◆ **Records shown**:
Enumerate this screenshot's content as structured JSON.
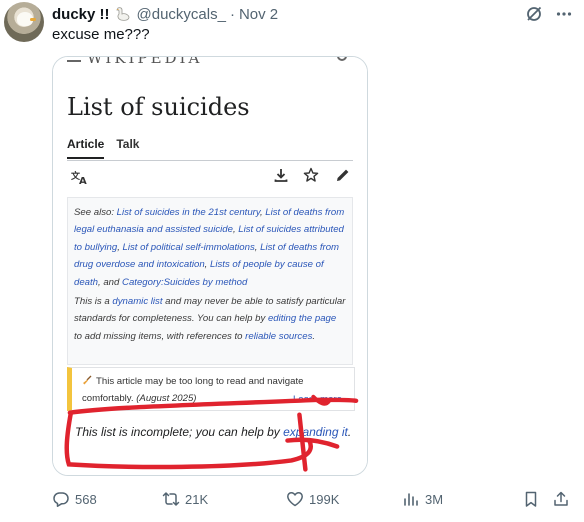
{
  "author": {
    "display_name": "ducky !!",
    "handle": "@duckycals_",
    "separator": "·",
    "date": "Nov 2",
    "avatar_icon": "duck-avatar"
  },
  "tweet": {
    "text": "excuse me???"
  },
  "screenshot": {
    "page_title": "List of suicides",
    "tabs": [
      "Article",
      "Talk"
    ],
    "tools": [
      "translate-icon",
      "download-icon",
      "star-icon",
      "edit-icon"
    ],
    "hatnote": {
      "lead": "See also: ",
      "links": [
        "List of suicides in the 21st century",
        "List of deaths from legal euthanasia and assisted suicide",
        "List of suicides attributed to bullying",
        "List of political self-immolations",
        "List of deaths from drug overdose and intoxication",
        "Lists of people by cause of death"
      ],
      "and_text": ", and ",
      "category_link": "Category:Suicides by method",
      "dynamic_pre": "This is a ",
      "dynamic_link": "dynamic list",
      "dynamic_mid": " and may never be able to satisfy particular standards for completeness. You can help by ",
      "editing_link": "editing the page",
      "dynamic_post": " to add missing items, with references to ",
      "reliable_link": "reliable sources",
      "period": "."
    },
    "ambox": {
      "text": "This article may be too long to read and navigate comfortably.",
      "date_note": "(August 2025)",
      "learn_more": "Learn more"
    },
    "incomplete": {
      "text": "This list is incomplete; you can help by ",
      "link": "expanding it",
      "period": "."
    },
    "annotation_color": "#e0232e"
  },
  "engagement": {
    "replies": "568",
    "reposts": "21K",
    "likes": "199K",
    "views": "3M"
  },
  "colors": {
    "link": "#2a56b8",
    "muted": "#536471",
    "ambox_accent": "#f3c43d"
  }
}
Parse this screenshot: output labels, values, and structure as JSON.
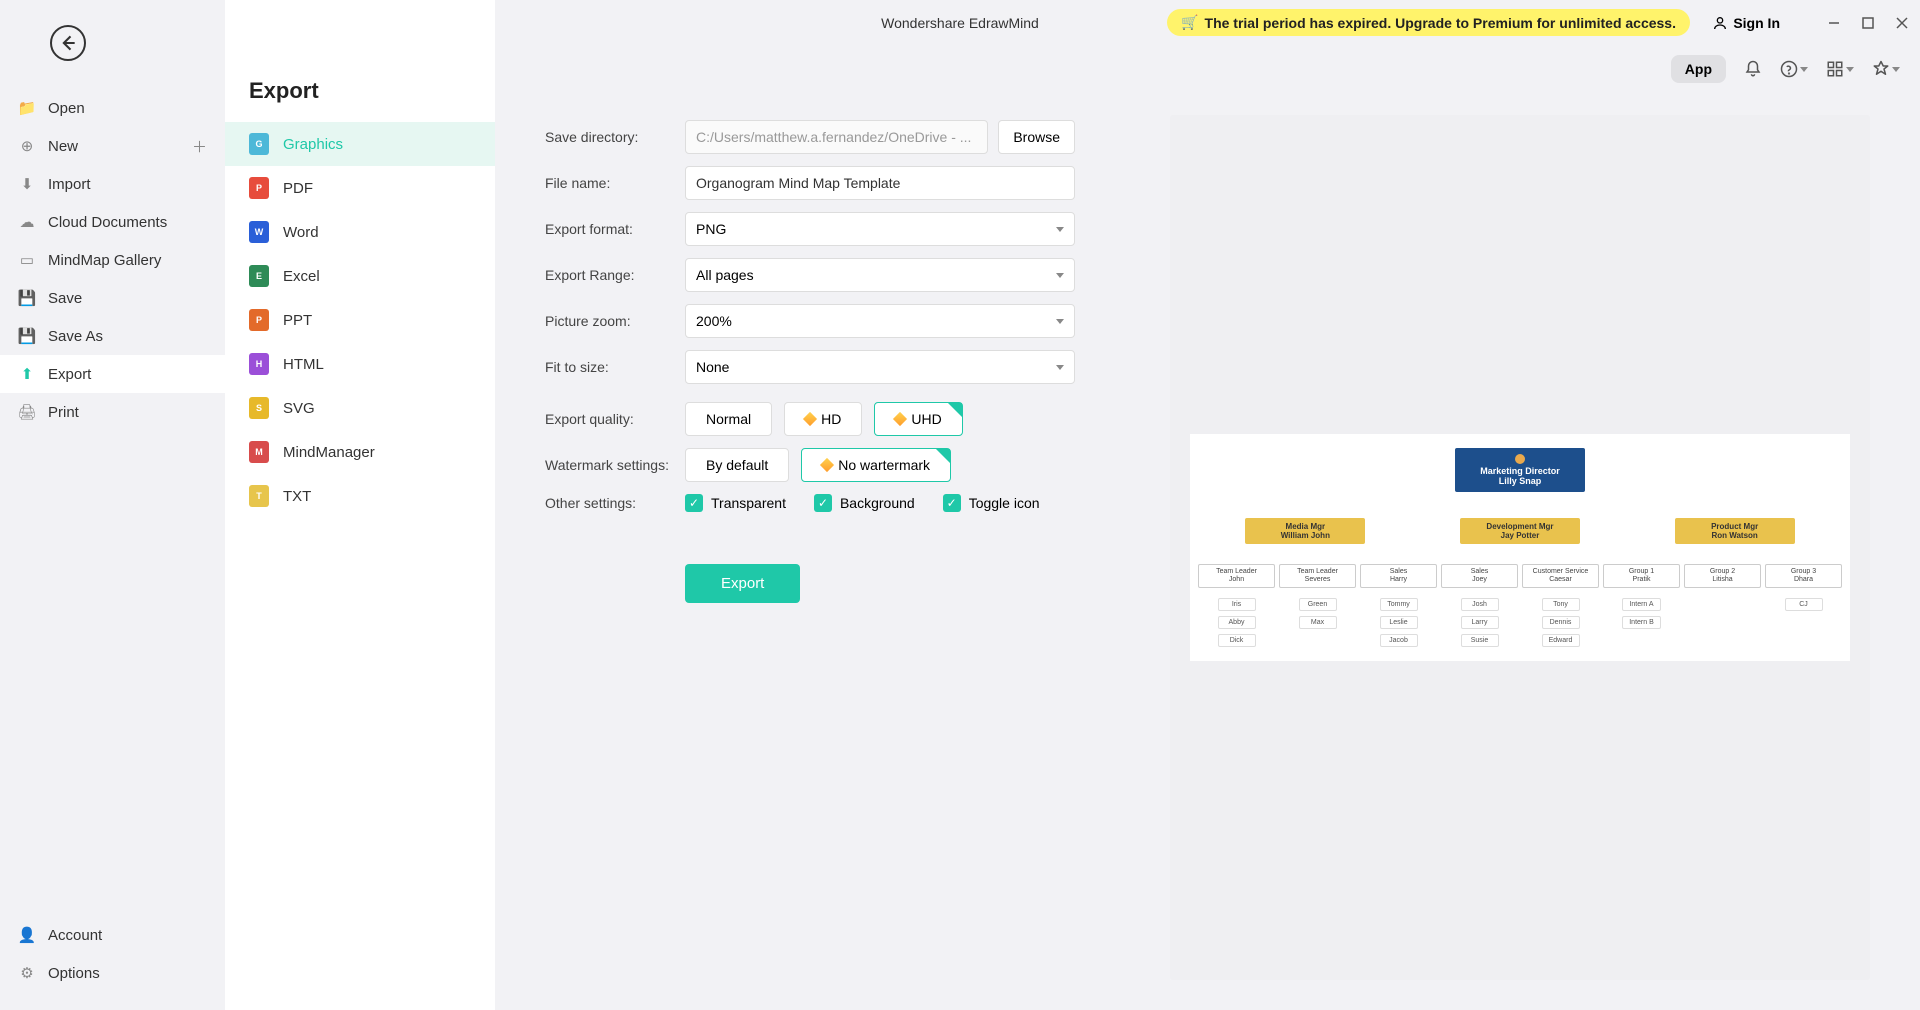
{
  "app_title": "Wondershare EdrawMind",
  "trial_banner": "The trial period has expired. Upgrade to Premium for unlimited access.",
  "signin": "Sign In",
  "toolbar": {
    "app_pill": "App"
  },
  "sidebar": {
    "items": [
      {
        "label": "Open"
      },
      {
        "label": "New"
      },
      {
        "label": "Import"
      },
      {
        "label": "Cloud Documents"
      },
      {
        "label": "MindMap Gallery"
      },
      {
        "label": "Save"
      },
      {
        "label": "Save As"
      },
      {
        "label": "Export"
      },
      {
        "label": "Print"
      }
    ],
    "bottom": [
      {
        "label": "Account"
      },
      {
        "label": "Options"
      }
    ]
  },
  "export_panel": {
    "title": "Export",
    "formats": [
      {
        "label": "Graphics",
        "color": "#4db8d8"
      },
      {
        "label": "PDF",
        "color": "#e74c3c"
      },
      {
        "label": "Word",
        "color": "#2a5fd8"
      },
      {
        "label": "Excel",
        "color": "#2e8b57"
      },
      {
        "label": "PPT",
        "color": "#e36a2a"
      },
      {
        "label": "HTML",
        "color": "#9b4fd8"
      },
      {
        "label": "SVG",
        "color": "#e7b92a"
      },
      {
        "label": "MindManager",
        "color": "#d84c4c"
      },
      {
        "label": "TXT",
        "color": "#e7c54c"
      }
    ]
  },
  "form": {
    "save_directory_label": "Save directory:",
    "save_directory_value": "C:/Users/matthew.a.fernandez/OneDrive - ...",
    "browse": "Browse",
    "file_name_label": "File name:",
    "file_name_value": "Organogram Mind Map Template",
    "export_format_label": "Export format:",
    "export_format_value": "PNG",
    "export_range_label": "Export Range:",
    "export_range_value": "All pages",
    "picture_zoom_label": "Picture zoom:",
    "picture_zoom_value": "200%",
    "fit_to_size_label": "Fit to size:",
    "fit_to_size_value": "None",
    "export_quality_label": "Export quality:",
    "quality": {
      "normal": "Normal",
      "hd": "HD",
      "uhd": "UHD"
    },
    "watermark_label": "Watermark settings:",
    "watermark": {
      "default": "By default",
      "none": "No wartermark"
    },
    "other_label": "Other settings:",
    "cb": {
      "transparent": "Transparent",
      "background": "Background",
      "toggle": "Toggle icon"
    },
    "export_btn": "Export"
  },
  "preview_chart": {
    "root": {
      "title": "Marketing Director",
      "name": "Lilly Snap"
    },
    "managers": [
      {
        "title": "Media Mgr",
        "name": "William John"
      },
      {
        "title": "Development Mgr",
        "name": "Jay Potter"
      },
      {
        "title": "Product Mgr",
        "name": "Ron Watson"
      }
    ],
    "leads": [
      {
        "title": "Team Leader",
        "name": "John"
      },
      {
        "title": "Team Leader",
        "name": "Severes"
      },
      {
        "title": "Sales",
        "name": "Harry"
      },
      {
        "title": "Sales",
        "name": "Joey"
      },
      {
        "title": "Customer Service",
        "name": "Caesar"
      },
      {
        "title": "Group 1",
        "name": "Pratik"
      },
      {
        "title": "Group 2",
        "name": "Litisha"
      },
      {
        "title": "Group 3",
        "name": "Dhara"
      }
    ],
    "members": [
      [
        "Iris",
        "Abby",
        "Dick"
      ],
      [
        "Green",
        "Max"
      ],
      [
        "Tommy",
        "Leslie",
        "Jacob"
      ],
      [
        "Josh",
        "Larry",
        "Susie"
      ],
      [
        "Tony",
        "Dennis",
        "Edward"
      ],
      [
        "Intern A",
        "Intern B"
      ],
      [],
      [
        "CJ"
      ]
    ]
  }
}
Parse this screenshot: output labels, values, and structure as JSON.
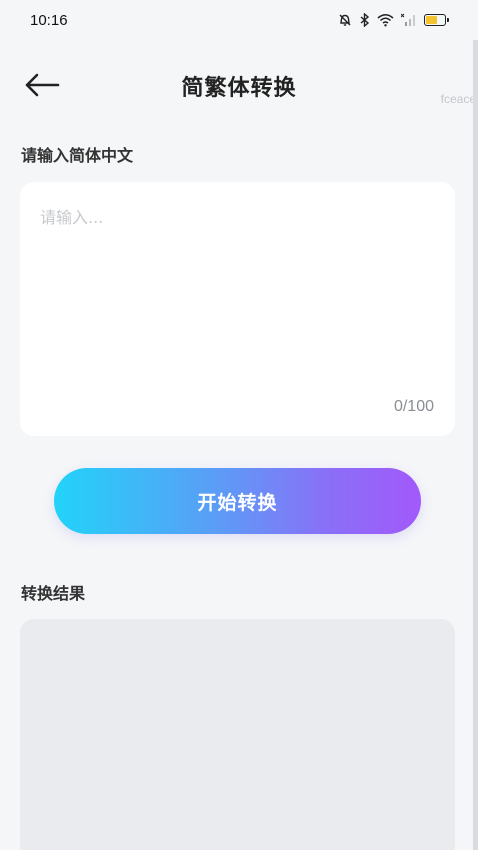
{
  "status_bar": {
    "time": "10:16",
    "icons": [
      "bell-off-icon",
      "bluetooth-icon",
      "wifi-icon",
      "signal-icon",
      "battery-icon"
    ],
    "battery_color": "#f4c430"
  },
  "header": {
    "back_icon": "arrow-left-icon",
    "title": "简繁体转换"
  },
  "watermark": "fceace",
  "input_section": {
    "label": "请输入简体中文",
    "placeholder": "请输入...",
    "value": "",
    "char_count": "0/100"
  },
  "convert_button": {
    "label": "开始转换",
    "gradient": [
      "#22d3f9",
      "#a259fb"
    ]
  },
  "result_section": {
    "label": "转换结果",
    "value": ""
  }
}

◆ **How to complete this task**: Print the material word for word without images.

◆ **Reply**:
Enumerate this screenshot's content as structured JSON.
{
  "author": {
    "display_name": "ducky !!",
    "handle": "@duckycals_",
    "separator": "·",
    "date": "Nov 2",
    "avatar_icon": "duck-avatar"
  },
  "tweet": {
    "text": "excuse me???"
  },
  "screenshot": {
    "page_title": "List of suicides",
    "tabs": [
      "Article",
      "Talk"
    ],
    "tools": [
      "translate-icon",
      "download-icon",
      "star-icon",
      "edit-icon"
    ],
    "hatnote": {
      "lead": "See also: ",
      "links": [
        "List of suicides in the 21st century",
        "List of deaths from legal euthanasia and assisted suicide",
        "List of suicides attributed to bullying",
        "List of political self-immolations",
        "List of deaths from drug overdose and intoxication",
        "Lists of people by cause of death"
      ],
      "and_text": ", and ",
      "category_link": "Category:Suicides by method",
      "dynamic_pre": "This is a ",
      "dynamic_link": "dynamic list",
      "dynamic_mid": " and may never be able to satisfy particular standards for completeness. You can help by ",
      "editing_link": "editing the page",
      "dynamic_post": " to add missing items, with references to ",
      "reliable_link": "reliable sources",
      "period": "."
    },
    "ambox": {
      "text": "This article may be too long to read and navigate comfortably.",
      "date_note": "(August 2025)",
      "learn_more": "Learn more"
    },
    "incomplete": {
      "text": "This list is incomplete; you can help by ",
      "link": "expanding it",
      "period": "."
    },
    "annotation_color": "#e0232e"
  },
  "engagement": {
    "replies": "568",
    "reposts": "21K",
    "likes": "199K",
    "views": "3M"
  },
  "colors": {
    "link": "#2a56b8",
    "muted": "#536471",
    "ambox_accent": "#f3c43d"
  }
}
Parse this screenshot: output labels, values, and structure as JSON.
{
  "app_title": "Wondershare EdrawMind",
  "trial_banner": "The trial period has expired. Upgrade to Premium for unlimited access.",
  "signin": "Sign In",
  "toolbar": {
    "app_pill": "App"
  },
  "sidebar": {
    "items": [
      {
        "label": "Open"
      },
      {
        "label": "New"
      },
      {
        "label": "Import"
      },
      {
        "label": "Cloud Documents"
      },
      {
        "label": "MindMap Gallery"
      },
      {
        "label": "Save"
      },
      {
        "label": "Save As"
      },
      {
        "label": "Export"
      },
      {
        "label": "Print"
      }
    ],
    "bottom": [
      {
        "label": "Account"
      },
      {
        "label": "Options"
      }
    ]
  },
  "export_panel": {
    "title": "Export",
    "formats": [
      {
        "label": "Graphics",
        "color": "#4db8d8"
      },
      {
        "label": "PDF",
        "color": "#e74c3c"
      },
      {
        "label": "Word",
        "color": "#2a5fd8"
      },
      {
        "label": "Excel",
        "color": "#2e8b57"
      },
      {
        "label": "PPT",
        "color": "#e36a2a"
      },
      {
        "label": "HTML",
        "color": "#9b4fd8"
      },
      {
        "label": "SVG",
        "color": "#e7b92a"
      },
      {
        "label": "MindManager",
        "color": "#d84c4c"
      },
      {
        "label": "TXT",
        "color": "#e7c54c"
      }
    ]
  },
  "form": {
    "save_directory_label": "Save directory:",
    "save_directory_value": "C:/Users/matthew.a.fernandez/OneDrive - ...",
    "browse": "Browse",
    "file_name_label": "File name:",
    "file_name_value": "Organogram Mind Map Template",
    "export_format_label": "Export format:",
    "export_format_value": "PNG",
    "export_range_label": "Export Range:",
    "export_range_value": "All pages",
    "picture_zoom_label": "Picture zoom:",
    "picture_zoom_value": "200%",
    "fit_to_size_label": "Fit to size:",
    "fit_to_size_value": "None",
    "export_quality_label": "Export quality:",
    "quality": {
      "normal": "Normal",
      "hd": "HD",
      "uhd": "UHD"
    },
    "watermark_label": "Watermark settings:",
    "watermark": {
      "default": "By default",
      "none": "No wartermark"
    },
    "other_label": "Other settings:",
    "cb": {
      "transparent": "Transparent",
      "background": "Background",
      "toggle": "Toggle icon"
    },
    "export_btn": "Export"
  },
  "preview_chart": {
    "root": {
      "title": "Marketing Director",
      "name": "Lilly Snap"
    },
    "managers": [
      {
        "title": "Media Mgr",
        "name": "William John"
      },
      {
        "title": "Development Mgr",
        "name": "Jay Potter"
      },
      {
        "title": "Product Mgr",
        "name": "Ron Watson"
      }
    ],
    "leads": [
      {
        "title": "Team Leader",
        "name": "John"
      },
      {
        "title": "Team Leader",
        "name": "Severes"
      },
      {
        "title": "Sales",
        "name": "Harry"
      },
      {
        "title": "Sales",
        "name": "Joey"
      },
      {
        "title": "Customer Service",
        "name": "Caesar"
      },
      {
        "title": "Group 1",
        "name": "Pratik"
      },
      {
        "title": "Group 2",
        "name": "Litisha"
      },
      {
        "title": "Group 3",
        "name": "Dhara"
      }
    ],
    "members": [
      [
        "Iris",
        "Abby",
        "Dick"
      ],
      [
        "Green",
        "Max"
      ],
      [
        "Tommy",
        "Leslie",
        "Jacob"
      ],
      [
        "Josh",
        "Larry",
        "Susie"
      ],
      [
        "Tony",
        "Dennis",
        "Edward"
      ],
      [
        "Intern A",
        "Intern B"
      ],
      [],
      [
        "CJ"
      ]
    ]
  }
}
Parse this screenshot: output labels, values, and structure as JSON.
{
  "status_bar": {
    "time": "10:16",
    "icons": [
      "bell-off-icon",
      "bluetooth-icon",
      "wifi-icon",
      "signal-icon",
      "battery-icon"
    ],
    "battery_color": "#f4c430"
  },
  "header": {
    "back_icon": "arrow-left-icon",
    "title": "简繁体转换"
  },
  "watermark": "fceace",
  "input_section": {
    "label": "请输入简体中文",
    "placeholder": "请输入...",
    "value": "",
    "char_count": "0/100"
  },
  "convert_button": {
    "label": "开始转换",
    "gradient": [
      "#22d3f9",
      "#a259fb"
    ]
  },
  "result_section": {
    "label": "转换结果",
    "value": ""
  }
}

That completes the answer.